National Geographic : 1898 May
THE ORIGIN OF WEST INDIA BIRD-LIFE By FRANK M. CHAPMAN, American Museum of Natural History, New York A study of the origin of the life of any given area involves so extensive a knowledge of the factors governing the distribution of life that the ideal theory of the derivation of the fauna of a region should be based on the detailed reports of a corps of specialists, each one of whom should state without bias the facts in the case as they have been determined in his particular sub ject. Thus, before attempting to account for the origin of life in the West India islands, we should receive such reports from the geologist, hydrographer, climatologist, paleontologist, zool ogist, and botanist, and no theory can be satisfactory which does not consider the data presented by these specialists. Acting on this principle, I offer the following synopsis of studies of West India bird-life made during the past ten years, the detailed results of which will be found in earlier papers :* My remarks may be prefaced by the statement that, so far as its distribution is concerned, our knowledge of the resident bird-life of the West Indies is essentially complete.
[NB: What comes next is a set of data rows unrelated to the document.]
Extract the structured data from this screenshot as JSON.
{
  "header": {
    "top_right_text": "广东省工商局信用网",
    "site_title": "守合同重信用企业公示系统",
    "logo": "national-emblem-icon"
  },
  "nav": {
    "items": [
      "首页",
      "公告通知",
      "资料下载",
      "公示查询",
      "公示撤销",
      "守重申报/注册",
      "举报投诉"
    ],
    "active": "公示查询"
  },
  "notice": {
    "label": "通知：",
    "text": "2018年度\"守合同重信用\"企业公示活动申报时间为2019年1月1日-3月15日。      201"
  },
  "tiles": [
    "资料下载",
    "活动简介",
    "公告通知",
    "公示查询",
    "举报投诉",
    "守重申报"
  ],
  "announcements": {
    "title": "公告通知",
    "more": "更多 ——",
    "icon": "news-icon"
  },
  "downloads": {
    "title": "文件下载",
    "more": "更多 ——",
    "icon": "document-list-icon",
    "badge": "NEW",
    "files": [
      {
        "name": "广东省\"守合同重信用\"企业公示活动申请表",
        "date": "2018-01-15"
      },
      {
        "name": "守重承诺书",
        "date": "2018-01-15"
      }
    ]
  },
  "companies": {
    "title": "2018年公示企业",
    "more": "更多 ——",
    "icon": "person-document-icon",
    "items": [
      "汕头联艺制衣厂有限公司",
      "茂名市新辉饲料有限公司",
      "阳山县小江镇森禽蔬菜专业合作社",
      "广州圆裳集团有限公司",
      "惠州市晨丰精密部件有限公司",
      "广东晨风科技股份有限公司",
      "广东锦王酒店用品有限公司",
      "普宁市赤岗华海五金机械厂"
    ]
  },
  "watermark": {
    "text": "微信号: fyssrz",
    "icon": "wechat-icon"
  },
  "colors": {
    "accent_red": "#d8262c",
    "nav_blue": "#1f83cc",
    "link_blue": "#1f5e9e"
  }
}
Haiti and San Domingo may hold some ornithological secrets, but our re corded information is not likely to receive any material acces sions-a condition of affairs for which we have largely to thank Mr C. B. Cory, who has sent collectors to every West India island and published numerous reports on the results of their work.t Of the 580 or more birds which have now been recorded from the West Indies, no fewer than some 305 are endemic. The re maining 275 are species of general continental or tropical distri bution, or those of the surrounding mainland, about 170 being migrants from eastern North America, which occur in the West Indies as winter residents or as transient visitants. Of the 305 endemic species, 293 are land birds, 90 per cent of the resident land birds being therefore endemic-truly a surprising degree of specialization when we consider how near several of the islands *American Naturalist, 1891, pp. 528-539; Bull. Am. Mus. Nat. Hist., iv, 1892, pp. 279 330; vi, 1894, pp. 8, 9; ix, 1897, pp. 29, 30. t See his " Birds of the West Indies," in The Auk, iii, 1886, pp. 1-59 et seq.; and " Cata logue of West Indian Birds," published by the Author, Boston, 1892.